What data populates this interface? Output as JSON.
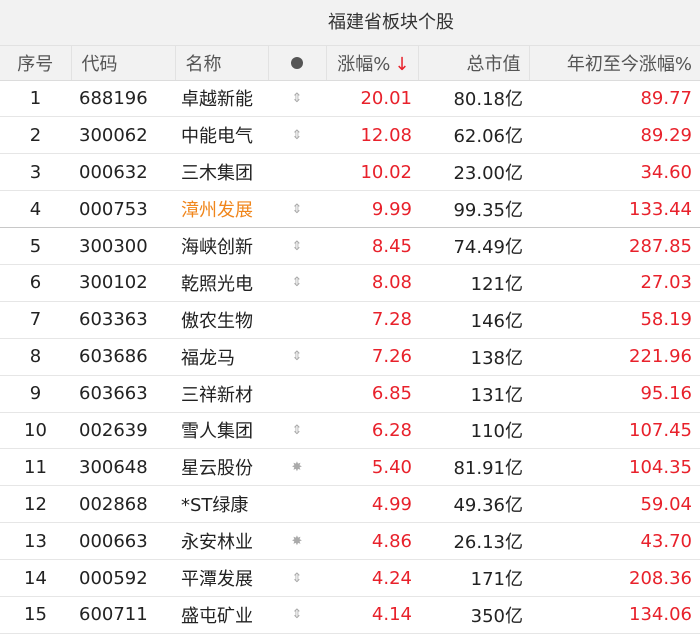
{
  "title": "福建省板块个股",
  "colors": {
    "up": "#e8212b",
    "highlight": "#f0861c",
    "header_bg": "#f2f2f2"
  },
  "headers": {
    "seq": "序号",
    "code": "代码",
    "name": "名称",
    "flag_icon": "dot-icon",
    "change": "涨幅%",
    "sort_icon": "↓",
    "market_cap": "总市值",
    "ytd": "年初至今涨幅%"
  },
  "rows": [
    {
      "seq": "1",
      "code": "688196",
      "name": "卓越新能",
      "flag": "⇕",
      "change": "20.01",
      "market_cap": "80.18亿",
      "ytd": "89.77"
    },
    {
      "seq": "2",
      "code": "300062",
      "name": "中能电气",
      "flag": "⇕",
      "change": "12.08",
      "market_cap": "62.06亿",
      "ytd": "89.29"
    },
    {
      "seq": "3",
      "code": "000632",
      "name": "三木集团",
      "flag": "",
      "change": "10.02",
      "market_cap": "23.00亿",
      "ytd": "34.60"
    },
    {
      "seq": "4",
      "code": "000753",
      "name": "漳州发展",
      "flag": "⇕",
      "change": "9.99",
      "market_cap": "99.35亿",
      "ytd": "133.44"
    },
    {
      "seq": "5",
      "code": "300300",
      "name": "海峡创新",
      "flag": "⇕",
      "change": "8.45",
      "market_cap": "74.49亿",
      "ytd": "287.85"
    },
    {
      "seq": "6",
      "code": "300102",
      "name": "乾照光电",
      "flag": "⇕",
      "change": "8.08",
      "market_cap": "121亿",
      "ytd": "27.03"
    },
    {
      "seq": "7",
      "code": "603363",
      "name": "傲农生物",
      "flag": "",
      "change": "7.28",
      "market_cap": "146亿",
      "ytd": "58.19"
    },
    {
      "seq": "8",
      "code": "603686",
      "name": "福龙马",
      "flag": "⇕",
      "change": "7.26",
      "market_cap": "138亿",
      "ytd": "221.96"
    },
    {
      "seq": "9",
      "code": "603663",
      "name": "三祥新材",
      "flag": "",
      "change": "6.85",
      "market_cap": "131亿",
      "ytd": "95.16"
    },
    {
      "seq": "10",
      "code": "002639",
      "name": "雪人集团",
      "flag": "⇕",
      "change": "6.28",
      "market_cap": "110亿",
      "ytd": "107.45"
    },
    {
      "seq": "11",
      "code": "300648",
      "name": "星云股份",
      "flag": "✸",
      "change": "5.40",
      "market_cap": "81.91亿",
      "ytd": "104.35"
    },
    {
      "seq": "12",
      "code": "002868",
      "name": "*ST绿康",
      "flag": "",
      "change": "4.99",
      "market_cap": "49.36亿",
      "ytd": "59.04"
    },
    {
      "seq": "13",
      "code": "000663",
      "name": "永安林业",
      "flag": "✸",
      "change": "4.86",
      "market_cap": "26.13亿",
      "ytd": "43.70"
    },
    {
      "seq": "14",
      "code": "000592",
      "name": "平潭发展",
      "flag": "⇕",
      "change": "4.24",
      "market_cap": "171亿",
      "ytd": "208.36"
    },
    {
      "seq": "15",
      "code": "600711",
      "name": "盛屯矿业",
      "flag": "⇕",
      "change": "4.14",
      "market_cap": "350亿",
      "ytd": "134.06"
    }
  ]
}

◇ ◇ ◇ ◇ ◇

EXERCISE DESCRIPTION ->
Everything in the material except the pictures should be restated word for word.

EXERCISE RESULT ->
What data populates this interface? Output as JSON.
{
  "title": "福建省板块个股",
  "colors": {
    "up": "#e8212b",
    "highlight": "#f0861c",
    "header_bg": "#f2f2f2"
  },
  "headers": {
    "seq": "序号",
    "code": "代码",
    "name": "名称",
    "flag_icon": "dot-icon",
    "change": "涨幅%",
    "sort_icon": "↓",
    "market_cap": "总市值",
    "ytd": "年初至今涨幅%"
  },
  "rows": [
    {
      "seq": "1",
      "code": "688196",
      "name": "卓越新能",
      "flag": "⇕",
      "change": "20.01",
      "market_cap": "80.18亿",
      "ytd": "89.77"
    },
    {
      "seq": "2",
      "code": "300062",
      "name": "中能电气",
      "flag": "⇕",
      "change": "12.08",
      "market_cap": "62.06亿",
      "ytd": "89.29"
    },
    {
      "seq": "3",
      "code": "000632",
      "name": "三木集团",
      "flag": "",
      "change": "10.02",
      "market_cap": "23.00亿",
      "ytd": "34.60"
    },
    {
      "seq": "4",
      "code": "000753",
      "name": "漳州发展",
      "flag": "⇕",
      "change": "9.99",
      "market_cap": "99.35亿",
      "ytd": "133.44"
    },
    {
      "seq": "5",
      "code": "300300",
      "name": "海峡创新",
      "flag": "⇕",
      "change": "8.45",
      "market_cap": "74.49亿",
      "ytd": "287.85"
    },
    {
      "seq": "6",
      "code": "300102",
      "name": "乾照光电",
      "flag": "⇕",
      "change": "8.08",
      "market_cap": "121亿",
      "ytd": "27.03"
    },
    {
      "seq": "7",
      "code": "603363",
      "name": "傲农生物",
      "flag": "",
      "change": "7.28",
      "market_cap": "146亿",
      "ytd": "58.19"
    },
    {
      "seq": "8",
      "code": "603686",
      "name": "福龙马",
      "flag": "⇕",
      "change": "7.26",
      "market_cap": "138亿",
      "ytd": "221.96"
    },
    {
      "seq": "9",
      "code": "603663",
      "name": "三祥新材",
      "flag": "",
      "change": "6.85",
      "market_cap": "131亿",
      "ytd": "95.16"
    },
    {
      "seq": "10",
      "code": "002639",
      "name": "雪人集团",
      "flag": "⇕",
      "change": "6.28",
      "market_cap": "110亿",
      "ytd": "107.45"
    },
    {
      "seq": "11",
      "code": "300648",
      "name": "星云股份",
      "flag": "✸",
      "change": "5.40",
      "market_cap": "81.91亿",
      "ytd": "104.35"
    },
    {
      "seq": "12",
      "code": "002868",
      "name": "*ST绿康",
      "flag": "",
      "change": "4.99",
      "market_cap": "49.36亿",
      "ytd": "59.04"
    },
    {
      "seq": "13",
      "code": "000663",
      "name": "永安林业",
      "flag": "✸",
      "change": "4.86",
      "market_cap": "26.13亿",
      "ytd": "43.70"
    },
    {
      "seq": "14",
      "code": "000592",
      "name": "平潭发展",
      "flag": "⇕",
      "change": "4.24",
      "market_cap": "171亿",
      "ytd": "208.36"
    },
    {
      "seq": "15",
      "code": "600711",
      "name": "盛屯矿业",
      "flag": "⇕",
      "change": "4.14",
      "market_cap": "350亿",
      "ytd": "134.06"
    }
  ]
}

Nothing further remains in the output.